After a meal Niccolo was always disposed to be jovial, but so voluble that he would abuse anyone who said a word more to him than he wished to listen to.
Giulio, in the same interval after the midday meal, would coach his two nieces in different subjects ; and Enrico would retire to rest for a couple of hours.
On this particular afternoon Niccolo had reached the limit of his patience and suddenly burst out :
– Oh, don’t speak to me ! you’ll only make me wild ! I was feeling so jolly, too ! Leave me ; I feel much better alone, and talking to myself. Nobody understands me as well as I do my-self!
And he went out, walking very slowly, and panting as he walked; he was almost perspiring, although it was already the month of October. He had lately suffered from gout, as had both his brothers ; and after his recent heavy meal he could hardly move at all.
In the road he tried to look smiling and happy ; but if some acquaintance approached him amiably he would hurriedly avoid him, or would become suddenly forbidding, almost offended.
After his walk to the Lizza, which sufficed him for smoking a whole cigar, he returned to the shop, and found there his friend, Vittorio Corsali, an Insurance Company agent.
– Oh, I can’t talk to-day! I don’t feel like it. It bothers me too much.
– I can’t see how I can be bothering you if I haven’t yet uttered a word since you came in.
– Never mind ! A person can worry me if he keeps his mouth shut.
– But, as I was just explaining to your brother Giulio, I’ve come to tell you of a good little piece of business for you.

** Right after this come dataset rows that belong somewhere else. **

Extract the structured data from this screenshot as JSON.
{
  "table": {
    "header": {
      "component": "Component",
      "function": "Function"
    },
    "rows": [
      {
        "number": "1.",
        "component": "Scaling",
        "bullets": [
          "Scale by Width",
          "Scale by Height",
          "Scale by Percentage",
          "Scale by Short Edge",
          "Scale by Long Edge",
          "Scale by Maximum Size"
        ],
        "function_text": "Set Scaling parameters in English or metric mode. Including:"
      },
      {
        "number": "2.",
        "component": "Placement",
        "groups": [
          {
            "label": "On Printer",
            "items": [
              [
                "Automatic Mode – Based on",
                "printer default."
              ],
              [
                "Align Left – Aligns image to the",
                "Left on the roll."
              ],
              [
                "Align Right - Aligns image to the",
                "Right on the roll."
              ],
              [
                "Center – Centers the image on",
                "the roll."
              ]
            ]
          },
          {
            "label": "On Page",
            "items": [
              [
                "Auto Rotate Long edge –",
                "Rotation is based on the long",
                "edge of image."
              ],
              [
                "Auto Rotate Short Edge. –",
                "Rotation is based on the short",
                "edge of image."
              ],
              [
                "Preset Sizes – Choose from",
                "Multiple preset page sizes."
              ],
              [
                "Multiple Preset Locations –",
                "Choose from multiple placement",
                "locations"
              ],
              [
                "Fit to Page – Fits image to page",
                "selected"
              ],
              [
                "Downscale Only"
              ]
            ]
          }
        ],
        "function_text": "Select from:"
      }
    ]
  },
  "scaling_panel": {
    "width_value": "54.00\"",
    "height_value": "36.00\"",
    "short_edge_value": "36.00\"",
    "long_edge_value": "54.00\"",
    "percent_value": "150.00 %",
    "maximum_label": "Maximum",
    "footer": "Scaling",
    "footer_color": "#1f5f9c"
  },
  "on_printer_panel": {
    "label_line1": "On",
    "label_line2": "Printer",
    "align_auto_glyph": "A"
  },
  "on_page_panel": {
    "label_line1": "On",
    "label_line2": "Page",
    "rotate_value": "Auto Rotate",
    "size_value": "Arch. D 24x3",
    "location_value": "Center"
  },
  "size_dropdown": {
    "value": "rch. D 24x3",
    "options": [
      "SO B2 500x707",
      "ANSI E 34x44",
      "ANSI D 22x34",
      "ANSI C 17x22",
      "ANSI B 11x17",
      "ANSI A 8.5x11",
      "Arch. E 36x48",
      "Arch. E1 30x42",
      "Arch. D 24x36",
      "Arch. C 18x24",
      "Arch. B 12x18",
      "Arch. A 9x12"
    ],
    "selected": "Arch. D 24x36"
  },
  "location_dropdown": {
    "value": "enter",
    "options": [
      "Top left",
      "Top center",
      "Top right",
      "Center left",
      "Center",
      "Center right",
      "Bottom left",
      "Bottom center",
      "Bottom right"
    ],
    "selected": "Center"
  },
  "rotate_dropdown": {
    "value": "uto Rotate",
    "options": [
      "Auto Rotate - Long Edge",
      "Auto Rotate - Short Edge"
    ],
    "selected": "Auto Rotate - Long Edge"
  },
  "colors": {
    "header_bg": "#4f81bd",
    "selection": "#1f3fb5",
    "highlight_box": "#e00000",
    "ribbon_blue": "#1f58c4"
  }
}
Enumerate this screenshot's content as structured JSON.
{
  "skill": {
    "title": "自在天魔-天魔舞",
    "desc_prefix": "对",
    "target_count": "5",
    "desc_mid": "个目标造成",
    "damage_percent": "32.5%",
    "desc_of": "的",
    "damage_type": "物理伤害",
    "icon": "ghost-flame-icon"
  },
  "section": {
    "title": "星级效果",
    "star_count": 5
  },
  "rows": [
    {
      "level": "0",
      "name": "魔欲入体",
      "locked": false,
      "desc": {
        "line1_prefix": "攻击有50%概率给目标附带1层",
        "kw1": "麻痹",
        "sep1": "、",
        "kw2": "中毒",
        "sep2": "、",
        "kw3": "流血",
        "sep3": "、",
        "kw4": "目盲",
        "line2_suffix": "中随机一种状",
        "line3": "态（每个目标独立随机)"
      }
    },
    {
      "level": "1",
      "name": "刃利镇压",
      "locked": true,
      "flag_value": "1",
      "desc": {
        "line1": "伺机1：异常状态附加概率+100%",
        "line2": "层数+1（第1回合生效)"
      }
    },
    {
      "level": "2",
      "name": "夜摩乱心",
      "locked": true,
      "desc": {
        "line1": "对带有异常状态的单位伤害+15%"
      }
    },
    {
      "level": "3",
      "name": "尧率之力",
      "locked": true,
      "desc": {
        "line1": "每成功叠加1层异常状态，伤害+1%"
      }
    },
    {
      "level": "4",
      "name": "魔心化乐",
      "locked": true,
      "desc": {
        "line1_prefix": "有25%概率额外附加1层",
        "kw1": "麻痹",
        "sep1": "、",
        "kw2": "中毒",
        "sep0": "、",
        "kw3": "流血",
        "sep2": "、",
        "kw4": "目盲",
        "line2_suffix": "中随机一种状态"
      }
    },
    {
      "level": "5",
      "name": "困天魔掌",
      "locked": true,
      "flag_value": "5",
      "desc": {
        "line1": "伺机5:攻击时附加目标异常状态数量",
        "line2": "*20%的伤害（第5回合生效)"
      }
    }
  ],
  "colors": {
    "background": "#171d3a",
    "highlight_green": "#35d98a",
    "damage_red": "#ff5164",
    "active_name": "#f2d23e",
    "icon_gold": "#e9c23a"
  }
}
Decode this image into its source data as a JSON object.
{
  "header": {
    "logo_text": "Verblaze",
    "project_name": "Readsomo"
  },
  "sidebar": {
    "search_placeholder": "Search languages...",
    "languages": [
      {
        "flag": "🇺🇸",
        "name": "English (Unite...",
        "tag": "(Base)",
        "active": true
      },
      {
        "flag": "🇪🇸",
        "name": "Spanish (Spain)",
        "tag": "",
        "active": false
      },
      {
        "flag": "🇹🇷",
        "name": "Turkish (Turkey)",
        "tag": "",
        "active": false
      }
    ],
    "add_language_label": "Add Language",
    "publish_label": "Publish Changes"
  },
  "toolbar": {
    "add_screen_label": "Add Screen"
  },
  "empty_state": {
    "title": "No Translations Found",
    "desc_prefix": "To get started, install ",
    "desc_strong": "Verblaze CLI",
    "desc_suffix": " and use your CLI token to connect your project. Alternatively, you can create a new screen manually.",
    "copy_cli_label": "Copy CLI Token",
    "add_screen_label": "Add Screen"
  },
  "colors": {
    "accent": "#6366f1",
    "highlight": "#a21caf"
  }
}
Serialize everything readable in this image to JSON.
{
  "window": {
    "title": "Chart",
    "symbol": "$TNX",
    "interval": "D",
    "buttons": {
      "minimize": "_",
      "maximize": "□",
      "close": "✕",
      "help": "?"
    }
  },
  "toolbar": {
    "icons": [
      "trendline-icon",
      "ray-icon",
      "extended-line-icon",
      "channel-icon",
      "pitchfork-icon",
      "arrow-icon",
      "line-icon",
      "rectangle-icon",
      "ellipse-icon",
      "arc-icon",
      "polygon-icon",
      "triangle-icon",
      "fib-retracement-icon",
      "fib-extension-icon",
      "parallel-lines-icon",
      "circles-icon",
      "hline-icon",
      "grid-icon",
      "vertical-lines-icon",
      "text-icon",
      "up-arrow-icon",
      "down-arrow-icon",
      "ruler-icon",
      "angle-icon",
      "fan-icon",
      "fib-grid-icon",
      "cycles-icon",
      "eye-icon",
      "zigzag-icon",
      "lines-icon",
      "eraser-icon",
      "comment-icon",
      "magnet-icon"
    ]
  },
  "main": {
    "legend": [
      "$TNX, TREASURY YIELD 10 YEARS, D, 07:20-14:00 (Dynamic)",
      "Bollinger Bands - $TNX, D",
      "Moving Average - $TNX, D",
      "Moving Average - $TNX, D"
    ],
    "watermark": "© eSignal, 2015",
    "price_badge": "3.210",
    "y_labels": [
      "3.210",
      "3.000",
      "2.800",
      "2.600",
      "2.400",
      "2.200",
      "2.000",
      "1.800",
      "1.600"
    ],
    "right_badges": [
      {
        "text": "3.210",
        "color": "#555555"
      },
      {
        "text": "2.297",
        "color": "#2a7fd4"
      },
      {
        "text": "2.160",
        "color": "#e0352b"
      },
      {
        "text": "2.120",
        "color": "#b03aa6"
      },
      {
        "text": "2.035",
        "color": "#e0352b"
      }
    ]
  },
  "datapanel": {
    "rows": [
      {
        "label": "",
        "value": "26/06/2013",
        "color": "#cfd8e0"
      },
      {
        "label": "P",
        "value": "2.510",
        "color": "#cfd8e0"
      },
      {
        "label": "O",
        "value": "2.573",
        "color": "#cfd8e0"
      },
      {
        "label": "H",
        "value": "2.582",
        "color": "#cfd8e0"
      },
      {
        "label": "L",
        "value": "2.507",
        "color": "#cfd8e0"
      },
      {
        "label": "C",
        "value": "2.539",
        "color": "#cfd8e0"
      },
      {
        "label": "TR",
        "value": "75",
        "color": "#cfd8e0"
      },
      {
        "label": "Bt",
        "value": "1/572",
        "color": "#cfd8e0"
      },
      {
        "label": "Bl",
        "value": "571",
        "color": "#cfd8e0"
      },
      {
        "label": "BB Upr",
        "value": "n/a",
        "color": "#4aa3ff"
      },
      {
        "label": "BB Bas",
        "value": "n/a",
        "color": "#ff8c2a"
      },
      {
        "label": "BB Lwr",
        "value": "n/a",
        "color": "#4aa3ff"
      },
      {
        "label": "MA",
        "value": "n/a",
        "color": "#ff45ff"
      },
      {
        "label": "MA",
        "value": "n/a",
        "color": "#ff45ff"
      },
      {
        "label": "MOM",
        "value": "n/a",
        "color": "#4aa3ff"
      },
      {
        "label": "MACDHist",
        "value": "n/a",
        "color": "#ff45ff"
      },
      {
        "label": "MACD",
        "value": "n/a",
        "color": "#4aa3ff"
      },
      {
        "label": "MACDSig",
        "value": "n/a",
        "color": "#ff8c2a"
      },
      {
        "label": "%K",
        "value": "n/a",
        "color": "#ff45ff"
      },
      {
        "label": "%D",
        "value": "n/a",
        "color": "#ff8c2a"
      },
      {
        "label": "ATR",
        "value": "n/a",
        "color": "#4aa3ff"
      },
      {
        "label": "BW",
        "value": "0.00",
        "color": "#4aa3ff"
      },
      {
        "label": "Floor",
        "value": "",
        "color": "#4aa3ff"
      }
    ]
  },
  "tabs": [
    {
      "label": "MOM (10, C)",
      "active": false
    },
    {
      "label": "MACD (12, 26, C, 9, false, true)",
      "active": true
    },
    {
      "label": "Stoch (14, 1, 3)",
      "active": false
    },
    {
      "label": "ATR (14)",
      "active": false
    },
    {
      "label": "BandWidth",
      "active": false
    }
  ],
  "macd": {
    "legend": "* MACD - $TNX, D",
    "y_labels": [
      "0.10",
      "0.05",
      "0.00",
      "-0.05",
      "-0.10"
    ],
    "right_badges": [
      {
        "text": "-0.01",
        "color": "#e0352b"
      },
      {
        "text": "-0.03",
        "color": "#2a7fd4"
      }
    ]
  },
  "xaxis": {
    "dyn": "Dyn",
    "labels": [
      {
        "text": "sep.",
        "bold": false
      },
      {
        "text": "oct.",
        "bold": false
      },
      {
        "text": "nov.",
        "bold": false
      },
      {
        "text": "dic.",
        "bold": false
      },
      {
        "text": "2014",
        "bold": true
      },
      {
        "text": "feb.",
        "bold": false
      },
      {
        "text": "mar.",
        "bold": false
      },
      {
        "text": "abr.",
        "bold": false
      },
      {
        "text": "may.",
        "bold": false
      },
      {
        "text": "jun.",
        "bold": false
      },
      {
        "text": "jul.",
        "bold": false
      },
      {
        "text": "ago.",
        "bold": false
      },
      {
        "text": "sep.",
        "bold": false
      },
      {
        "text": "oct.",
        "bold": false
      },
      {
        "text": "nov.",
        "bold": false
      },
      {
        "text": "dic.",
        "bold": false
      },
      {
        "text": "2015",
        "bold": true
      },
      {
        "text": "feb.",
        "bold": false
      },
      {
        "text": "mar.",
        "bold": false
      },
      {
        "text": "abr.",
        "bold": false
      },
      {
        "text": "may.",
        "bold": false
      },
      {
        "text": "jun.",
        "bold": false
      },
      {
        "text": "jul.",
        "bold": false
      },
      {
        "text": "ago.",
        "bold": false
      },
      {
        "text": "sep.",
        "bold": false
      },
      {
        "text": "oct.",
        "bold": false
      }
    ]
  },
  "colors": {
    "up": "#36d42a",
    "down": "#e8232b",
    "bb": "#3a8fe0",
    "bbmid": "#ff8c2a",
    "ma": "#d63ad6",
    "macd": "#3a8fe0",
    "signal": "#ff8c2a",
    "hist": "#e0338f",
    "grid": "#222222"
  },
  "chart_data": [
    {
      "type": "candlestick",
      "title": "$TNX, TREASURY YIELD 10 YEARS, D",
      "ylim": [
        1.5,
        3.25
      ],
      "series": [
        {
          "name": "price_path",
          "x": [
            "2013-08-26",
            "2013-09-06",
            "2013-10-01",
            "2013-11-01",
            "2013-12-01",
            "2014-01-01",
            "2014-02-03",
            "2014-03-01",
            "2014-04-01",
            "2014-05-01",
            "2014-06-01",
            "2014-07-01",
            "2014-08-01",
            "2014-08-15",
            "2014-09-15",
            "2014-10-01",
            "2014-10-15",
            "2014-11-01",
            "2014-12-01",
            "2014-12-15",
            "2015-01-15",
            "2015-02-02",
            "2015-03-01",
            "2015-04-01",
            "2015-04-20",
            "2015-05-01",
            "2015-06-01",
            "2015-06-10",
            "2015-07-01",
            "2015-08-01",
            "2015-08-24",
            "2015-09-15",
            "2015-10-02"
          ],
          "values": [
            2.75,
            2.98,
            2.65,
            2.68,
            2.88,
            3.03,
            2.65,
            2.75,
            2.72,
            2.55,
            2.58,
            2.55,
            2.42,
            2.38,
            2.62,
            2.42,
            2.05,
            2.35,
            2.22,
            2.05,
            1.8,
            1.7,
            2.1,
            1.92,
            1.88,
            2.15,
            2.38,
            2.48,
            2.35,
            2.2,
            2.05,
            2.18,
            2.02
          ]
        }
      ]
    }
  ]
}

– I don’t want to talk of business. Speak to Giulio about it. Not when I’m here, though ; and especially to-day, when I can’t even stand the buzzing of a fly.
And he burst into a loud, blustering laugh. It was one of his violent, sensual, grating laughs, and, knowing him, Corsali turned to Giulio and remarked :
– I’ll wait until he gets over it.
At this Niccolo was seized with sudden fury.
– And I tell you again that you won’t speak of it to me ! D’you understand ? I’ll take you by the neck and pitch you out of the shop !
He was breathing hard, and biting his fingers. Corsali, with an offended look, despite Giulio’s signals not to take any notice of Niccolo’s eccentricities, took a step towards the door, intending to go.
He had scarcely turned, however, when Niccolo again burst into laughter, this time so spontaneous and merry that Corsali stopped in astonishment.
– Didn’t you notice I was only joking ?
– That’s not the way to treat a friend !
But Niccolo wouldn’t hear of it, and threatened to become abusive once more.
Vittorio Corsali was thin, bald and had a white moustache. When he spoke he showed all his teeth, and the whole shape of his head reminded one of a fox’s cranium.
Giulio asked his brother : – When do you think you will feel disposed to listen to him ? You will oblige us by letting us know.
– Any time you like except to-day.
– But, you see, to-morrow I shall be going with the carriage to Radicondoli on Insurance business, and it was there, in the parson’s house, that I saw a silver crucifix…
Niccolo, whose curiosity was getting the upper hand, turned and interrupted vehemently :
– Will he sell it?
– That’s just what I wanted to talk to you about!
Niccolo seemed angry, and as if he must and would squabble.
– Are you sure that I shall like it ?
– I think so.
– You don’t understand anything much, though ; I don’t trust your judgment.
– I know that you think me a fool.
– How much does he want for it ? – Giulio intervened. – Is he stingy ?
– I think, if I understood rightly, it means two hundred franc notes.
– Tell the priest to put it down his throat ! It won’t do for me ! I only buy from those who don’t know how to sell. If he should ever call at this bookshop, I’ll kick him out ! Tell him so, from me ! God save him, if he comes to look for me here !
And he opened his mouth wide, as if he would have bitten the offender there and then, after which he smiled and calmed himself. He sprawled on his chair and looked alternately at his brother and at his friend, his eyes sparkling with enjoyment, mutely asking them to join in his mirth. His whole face was so expressive of agreeable hilarity that the other two immediately felt its influence and smiled, with the result that Niccolo, on seeing their change of mood, snapped, with brusque regret :
– Don’t speak to me.
( Federigo Tozzi, Three crosses – 1920 )